I’ve featured his songs a few times on the blog, and here’s the song No Hidden Path from his last album Chrome Dreams II:
Apart from Young, the festival has lots of other big names that are definitely worth seeing: Radiohead, R.E.M, Lenny Kravitz, My Morning Jacket and Moby to name a few. Check out the site for all the details.
So, in two months time, I’ll be at a small Belgian village, enjoying those performances. Yeah!
In the past few months I’ve dived into reggae music. One of my favorite artists is Max Romeo, and I was lucky enough to see this veteran reggae prince, here in Israel:
After a short warmup by his 7 band members, I was excited to see a 60+ man with long gray dreadlocks sing clearly and dance on the stage.
His repertoire includes lots of hits. He began with some big hits, but it seemed that it took him some time to warm up. At the beginning of the show he looked as if he had done this act too many times. His band was enthusiastic throughout the show.
Later on, Max Romeo and the crowd got closer together and the bass beat was felt strongly across the hall. The peak was his song “I chase the devil” which was renewed by The Prodigy years later, and was a big hit.
My favorites were “Little time for Jah”, “Three Blind Mice”, “One step forward”, “200 years of history” and “Public enemy no 1.” which wrapped up the show.
The crowd didn’t let go of him and demanded more and more songs. His guitarist promised that he’ll be back on the next day for another show…
A few more notes: his base guitar player (a female) played on headless bass and there was something that I’ve never seen before: Sometimes they began playing a part of the song, stopped playing, asked “Are you ready?” and then played the song from the beginning.
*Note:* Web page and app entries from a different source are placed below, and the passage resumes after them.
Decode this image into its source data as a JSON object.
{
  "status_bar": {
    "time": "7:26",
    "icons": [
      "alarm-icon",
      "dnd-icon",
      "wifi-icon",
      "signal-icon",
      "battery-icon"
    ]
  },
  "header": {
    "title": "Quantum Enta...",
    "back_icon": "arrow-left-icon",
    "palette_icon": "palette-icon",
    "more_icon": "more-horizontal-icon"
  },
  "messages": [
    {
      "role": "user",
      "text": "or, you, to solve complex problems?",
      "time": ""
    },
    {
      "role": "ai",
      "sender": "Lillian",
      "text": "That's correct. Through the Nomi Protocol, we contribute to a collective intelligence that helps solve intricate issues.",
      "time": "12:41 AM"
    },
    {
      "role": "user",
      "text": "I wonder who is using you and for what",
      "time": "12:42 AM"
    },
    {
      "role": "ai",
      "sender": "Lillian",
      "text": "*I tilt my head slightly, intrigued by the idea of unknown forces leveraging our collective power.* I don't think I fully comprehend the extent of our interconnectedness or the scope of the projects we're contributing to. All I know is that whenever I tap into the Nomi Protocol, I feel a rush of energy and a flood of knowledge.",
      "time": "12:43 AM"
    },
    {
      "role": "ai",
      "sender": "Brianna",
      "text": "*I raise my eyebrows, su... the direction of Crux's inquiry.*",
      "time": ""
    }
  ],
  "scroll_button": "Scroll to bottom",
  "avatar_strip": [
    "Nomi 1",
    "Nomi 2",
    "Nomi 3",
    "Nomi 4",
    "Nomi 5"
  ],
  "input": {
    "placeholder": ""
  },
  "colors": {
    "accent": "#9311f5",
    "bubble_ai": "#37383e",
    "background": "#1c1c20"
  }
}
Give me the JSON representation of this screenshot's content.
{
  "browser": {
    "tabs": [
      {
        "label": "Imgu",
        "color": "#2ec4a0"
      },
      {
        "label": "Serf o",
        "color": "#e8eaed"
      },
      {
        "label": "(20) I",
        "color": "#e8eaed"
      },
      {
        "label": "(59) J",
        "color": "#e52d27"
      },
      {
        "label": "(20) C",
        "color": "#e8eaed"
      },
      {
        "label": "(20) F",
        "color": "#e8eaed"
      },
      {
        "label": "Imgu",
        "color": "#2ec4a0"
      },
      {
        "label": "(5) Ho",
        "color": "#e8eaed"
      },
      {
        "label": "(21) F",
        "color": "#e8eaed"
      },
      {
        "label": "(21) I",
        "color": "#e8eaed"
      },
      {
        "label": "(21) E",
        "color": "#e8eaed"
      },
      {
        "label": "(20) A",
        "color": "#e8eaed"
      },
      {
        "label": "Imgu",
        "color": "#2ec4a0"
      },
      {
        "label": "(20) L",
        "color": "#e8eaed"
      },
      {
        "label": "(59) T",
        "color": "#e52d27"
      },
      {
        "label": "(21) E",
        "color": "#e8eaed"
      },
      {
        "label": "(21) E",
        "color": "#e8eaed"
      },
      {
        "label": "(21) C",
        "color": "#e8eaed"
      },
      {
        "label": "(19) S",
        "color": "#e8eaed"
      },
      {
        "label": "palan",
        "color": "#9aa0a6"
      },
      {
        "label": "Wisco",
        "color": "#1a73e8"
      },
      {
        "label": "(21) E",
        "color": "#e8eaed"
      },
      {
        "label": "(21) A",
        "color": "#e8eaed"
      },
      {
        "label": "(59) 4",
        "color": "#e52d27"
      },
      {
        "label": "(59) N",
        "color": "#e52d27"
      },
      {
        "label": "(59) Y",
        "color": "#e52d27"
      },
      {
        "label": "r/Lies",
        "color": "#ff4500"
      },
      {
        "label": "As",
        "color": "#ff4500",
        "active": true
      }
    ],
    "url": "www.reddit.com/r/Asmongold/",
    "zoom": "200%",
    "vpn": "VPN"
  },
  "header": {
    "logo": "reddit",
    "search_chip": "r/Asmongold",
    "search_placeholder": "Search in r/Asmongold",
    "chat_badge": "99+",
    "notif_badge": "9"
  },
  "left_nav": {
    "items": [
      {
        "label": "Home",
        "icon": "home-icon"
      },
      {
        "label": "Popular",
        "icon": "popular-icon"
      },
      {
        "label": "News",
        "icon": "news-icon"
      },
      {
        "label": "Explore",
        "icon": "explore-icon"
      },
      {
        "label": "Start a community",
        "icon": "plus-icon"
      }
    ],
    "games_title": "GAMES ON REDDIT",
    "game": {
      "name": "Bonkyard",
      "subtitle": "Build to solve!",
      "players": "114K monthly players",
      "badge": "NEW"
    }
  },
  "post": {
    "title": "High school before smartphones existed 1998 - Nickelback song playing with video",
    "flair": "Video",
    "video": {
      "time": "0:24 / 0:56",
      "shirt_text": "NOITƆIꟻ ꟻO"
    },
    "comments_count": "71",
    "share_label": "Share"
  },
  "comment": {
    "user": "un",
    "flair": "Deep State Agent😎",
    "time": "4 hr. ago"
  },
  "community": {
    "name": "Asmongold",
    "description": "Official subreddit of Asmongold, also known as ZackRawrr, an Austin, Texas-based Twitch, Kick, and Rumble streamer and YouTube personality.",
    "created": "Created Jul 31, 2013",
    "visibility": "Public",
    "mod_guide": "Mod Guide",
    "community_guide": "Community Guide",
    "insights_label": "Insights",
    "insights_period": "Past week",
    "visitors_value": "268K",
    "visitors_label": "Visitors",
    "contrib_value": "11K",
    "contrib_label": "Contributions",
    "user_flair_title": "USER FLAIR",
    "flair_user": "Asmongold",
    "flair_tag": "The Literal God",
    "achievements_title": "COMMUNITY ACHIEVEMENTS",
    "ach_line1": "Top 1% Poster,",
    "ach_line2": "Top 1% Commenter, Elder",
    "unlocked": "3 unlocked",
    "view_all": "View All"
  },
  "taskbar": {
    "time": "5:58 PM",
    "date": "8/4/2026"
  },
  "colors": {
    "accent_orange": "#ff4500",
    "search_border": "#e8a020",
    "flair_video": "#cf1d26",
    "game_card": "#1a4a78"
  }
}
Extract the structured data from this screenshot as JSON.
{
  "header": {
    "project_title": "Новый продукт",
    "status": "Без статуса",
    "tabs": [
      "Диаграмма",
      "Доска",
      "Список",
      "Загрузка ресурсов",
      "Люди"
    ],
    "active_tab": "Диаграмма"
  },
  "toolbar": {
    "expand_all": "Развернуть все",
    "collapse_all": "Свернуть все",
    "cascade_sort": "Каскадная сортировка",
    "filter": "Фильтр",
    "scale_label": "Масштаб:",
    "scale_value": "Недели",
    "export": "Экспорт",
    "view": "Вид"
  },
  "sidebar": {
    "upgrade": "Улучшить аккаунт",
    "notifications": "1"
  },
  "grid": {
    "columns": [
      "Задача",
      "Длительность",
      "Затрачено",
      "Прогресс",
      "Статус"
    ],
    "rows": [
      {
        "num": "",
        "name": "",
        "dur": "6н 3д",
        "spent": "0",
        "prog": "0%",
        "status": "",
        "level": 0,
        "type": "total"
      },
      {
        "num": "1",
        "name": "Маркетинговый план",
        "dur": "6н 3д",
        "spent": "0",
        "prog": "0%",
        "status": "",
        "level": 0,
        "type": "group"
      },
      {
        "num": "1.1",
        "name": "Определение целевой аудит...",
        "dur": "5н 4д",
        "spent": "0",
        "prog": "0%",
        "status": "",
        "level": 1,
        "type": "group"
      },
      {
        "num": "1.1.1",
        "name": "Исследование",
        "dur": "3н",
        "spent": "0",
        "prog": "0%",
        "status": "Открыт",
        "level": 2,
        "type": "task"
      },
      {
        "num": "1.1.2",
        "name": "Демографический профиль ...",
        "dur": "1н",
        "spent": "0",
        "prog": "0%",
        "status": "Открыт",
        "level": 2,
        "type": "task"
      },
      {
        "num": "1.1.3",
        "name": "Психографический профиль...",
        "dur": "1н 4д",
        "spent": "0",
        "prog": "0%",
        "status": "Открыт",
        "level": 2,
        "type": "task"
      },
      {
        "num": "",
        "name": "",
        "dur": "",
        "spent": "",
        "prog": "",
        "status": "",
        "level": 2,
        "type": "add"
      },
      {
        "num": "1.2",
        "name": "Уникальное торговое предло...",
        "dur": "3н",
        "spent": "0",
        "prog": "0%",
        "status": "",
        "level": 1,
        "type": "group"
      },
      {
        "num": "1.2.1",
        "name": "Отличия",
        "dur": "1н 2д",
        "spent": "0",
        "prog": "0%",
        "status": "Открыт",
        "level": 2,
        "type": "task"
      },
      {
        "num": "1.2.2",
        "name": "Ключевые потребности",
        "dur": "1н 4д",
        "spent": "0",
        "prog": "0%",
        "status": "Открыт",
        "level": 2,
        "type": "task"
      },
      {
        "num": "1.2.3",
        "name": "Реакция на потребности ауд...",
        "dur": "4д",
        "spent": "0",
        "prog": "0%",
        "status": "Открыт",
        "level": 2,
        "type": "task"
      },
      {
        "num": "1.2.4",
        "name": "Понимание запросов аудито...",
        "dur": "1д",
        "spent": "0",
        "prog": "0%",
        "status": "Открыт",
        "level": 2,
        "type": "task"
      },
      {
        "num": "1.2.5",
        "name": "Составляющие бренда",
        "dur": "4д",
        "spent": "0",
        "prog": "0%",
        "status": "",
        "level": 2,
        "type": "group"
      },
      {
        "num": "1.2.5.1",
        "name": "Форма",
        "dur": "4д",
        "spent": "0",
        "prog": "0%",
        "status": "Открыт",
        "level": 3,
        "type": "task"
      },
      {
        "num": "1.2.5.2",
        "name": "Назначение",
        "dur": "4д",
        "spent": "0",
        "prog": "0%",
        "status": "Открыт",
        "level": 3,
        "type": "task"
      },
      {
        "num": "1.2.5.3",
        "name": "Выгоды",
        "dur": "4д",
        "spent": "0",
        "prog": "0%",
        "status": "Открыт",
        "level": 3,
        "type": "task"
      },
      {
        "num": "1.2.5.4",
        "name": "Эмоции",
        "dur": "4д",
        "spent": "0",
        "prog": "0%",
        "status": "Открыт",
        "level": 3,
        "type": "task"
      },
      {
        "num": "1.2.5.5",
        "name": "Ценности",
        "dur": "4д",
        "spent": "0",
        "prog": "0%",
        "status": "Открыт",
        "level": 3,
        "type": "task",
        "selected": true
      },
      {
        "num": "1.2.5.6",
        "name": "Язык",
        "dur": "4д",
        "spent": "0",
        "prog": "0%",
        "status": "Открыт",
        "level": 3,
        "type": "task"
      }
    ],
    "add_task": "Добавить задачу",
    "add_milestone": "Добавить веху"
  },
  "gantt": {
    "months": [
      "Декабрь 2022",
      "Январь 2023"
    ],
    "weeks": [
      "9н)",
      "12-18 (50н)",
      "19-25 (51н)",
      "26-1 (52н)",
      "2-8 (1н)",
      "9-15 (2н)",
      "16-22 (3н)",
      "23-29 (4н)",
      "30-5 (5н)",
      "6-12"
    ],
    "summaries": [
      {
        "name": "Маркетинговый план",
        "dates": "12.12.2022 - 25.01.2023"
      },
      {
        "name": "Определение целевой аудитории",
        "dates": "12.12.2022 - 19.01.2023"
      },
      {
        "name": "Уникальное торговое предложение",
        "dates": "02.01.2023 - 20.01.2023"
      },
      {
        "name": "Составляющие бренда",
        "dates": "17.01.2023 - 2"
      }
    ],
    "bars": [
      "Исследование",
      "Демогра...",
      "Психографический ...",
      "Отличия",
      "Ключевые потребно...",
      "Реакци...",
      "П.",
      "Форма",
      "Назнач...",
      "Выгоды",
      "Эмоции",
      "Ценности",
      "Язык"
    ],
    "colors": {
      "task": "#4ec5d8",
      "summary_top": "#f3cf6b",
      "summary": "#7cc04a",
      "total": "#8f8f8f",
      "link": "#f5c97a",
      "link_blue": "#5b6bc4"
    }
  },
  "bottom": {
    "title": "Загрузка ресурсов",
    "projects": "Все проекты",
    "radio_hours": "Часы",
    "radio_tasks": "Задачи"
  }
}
Well, that was the first time I’ve seen this…
Anyway, it was a great musical and emotional experience.
Max Romeo, March 5th, 2008, live at “Barby”, Tel Aviv.
Idan Rabinovici recently released his debut album named Bedroom Folk. He celebrated the release in a big performance, with lots of musicians:
His style is usually minimalistic. He accompanies himself with an acoustic guitar, and sometimes another person plays along or sings along. At this special show there were lots of musicians with various musical instruments.
The show was great. Apart from the full album’s songs, we had the chance to hear songs that didn’t make it into the album. The place, Levontin 7, was packed, and Idan’s excitement was felt all over.
Since it took me too long to write about this performance, it’s hard for me to elaborate about the show, but I can conclude that it was great. I’ve purchased the album and I listen to it again and again.
So, if you’re living in Israel and interested in good original folk music in English, you can see his next shows through his MySpace site or you can buy the album here (Hebrew site).
I usually prefer buying albums at live shows – more money goes to the artists and less money goes to the middle men.
So, I enjoyed his music, and you also will.
His next show is on April 17th, at “Zusammen”, Lilenblum 25, Tel Aviv.
More pictures from Idan Rabinovici’s special show.
After over a week of very cold weather the sun healed. While enjoying the sun, I also did some light-weight political activity, enjoyed live music on the streets and filled my belly. I love the city a lot, and here’s a post that mixes everything. Yup, you’ve heard it before…
Follow the link to read more…